Your answer must be every line below, repeated exactly.

Dataset rows describing interfaces

※

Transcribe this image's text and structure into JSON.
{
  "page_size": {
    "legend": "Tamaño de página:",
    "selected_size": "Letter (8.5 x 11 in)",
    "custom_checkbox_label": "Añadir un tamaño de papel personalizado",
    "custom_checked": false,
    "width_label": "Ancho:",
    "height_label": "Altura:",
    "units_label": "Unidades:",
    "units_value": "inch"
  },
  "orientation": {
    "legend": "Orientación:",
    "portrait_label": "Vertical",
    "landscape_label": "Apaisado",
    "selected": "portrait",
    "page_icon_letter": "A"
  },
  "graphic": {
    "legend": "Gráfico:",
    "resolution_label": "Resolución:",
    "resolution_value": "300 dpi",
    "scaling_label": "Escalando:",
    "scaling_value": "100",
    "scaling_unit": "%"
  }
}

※

### Expected answer:
Transcribe this image's text and structure into JSON.
{
  "page_size": {
    "legend": "Tamaño de página:",
    "selected_size": "Letter (8.5 x 11 in)",
    "custom_checkbox_label": "Añadir un tamaño de papel personalizado",
    "custom_checked": false,
    "width_label": "Ancho:",
    "height_label": "Altura:",
    "units_label": "Unidades:",
    "units_value": "inch"
  },
  "orientation": {
    "legend": "Orientación:",
    "portrait_label": "Vertical",
    "landscape_label": "Apaisado",
    "selected": "portrait",
    "page_icon_letter": "A"
  },
  "graphic": {
    "legend": "Gráfico:",
    "resolution_label": "Resolución:",
    "resolution_value": "300 dpi",
    "scaling_label": "Escalando:",
    "scaling_value": "100",
    "scaling_unit": "%"
  }
}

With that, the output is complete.